Paracetamol, also known as acetaminophen in the United States and Canada, is a widely used over-the-counter pain reliever and fever reducer. It is synthesized through a series of chemical reactions. Here is a simplified overview of how paracetamol is typically synthesized:
- Starting Materials: The primary starting materials for paracetamol synthesis are phenol and acetic anhydride. Phenol is derived from petrochemical sources, and acetic anhydride is synthesized from acetic acid.
- Nitration: The first step involves nitration, where phenol is reacted with nitric acid to form 4-nitrophenol. This reaction introduces a nitro group (-NO2) into the phenol molecule.
- Reduction: The nitro group in 4-nitrophenol is then reduced to an amino group (-NH2) using a reducing agent like hydrogen gas and a catalyst like palladium or nickel. This step converts 4-nitrophenol into 4-aminophenol.
- Acetylation: In this step, 4-aminophenol is acetylated using acetic anhydride to form N-acetyl-4-aminophenol, commonly known as paracetamol or acetaminophen.

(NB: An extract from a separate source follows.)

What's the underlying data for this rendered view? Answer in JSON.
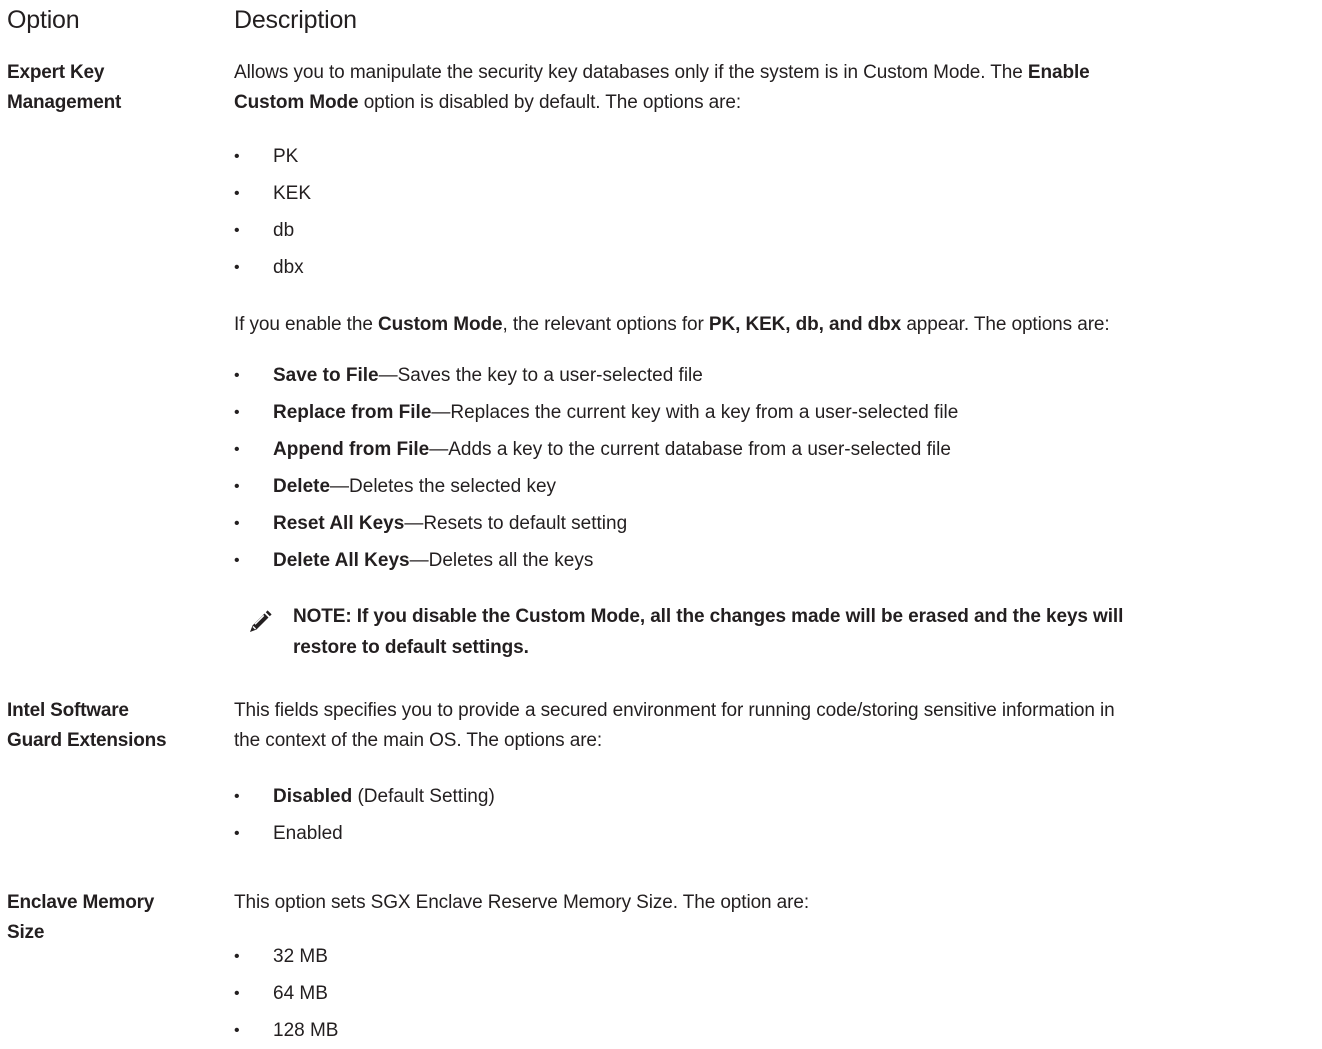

- Purification: The resulting crude paracetamol is purified through various techniques like crystallization, filtration, and recrystallization to obtain a pure pharmaceutical-grade product.
- Formulation: After purification, paracetamol can be formulated into various dosage forms, including tablets, capsules, liquid suspensions, and more, depending on the intended use and market demand.
It’s important to note that pharmaceutical companies follow strict quality control and safety standards during the manufacturing process to ensure that the final product is safe and effective for use as a medication. Additionally, the synthesis of paracetamol is carried out in controlled environments by trained professionals to minimize the risk of impurities or contaminants in the final product, which could be harmful to consumers.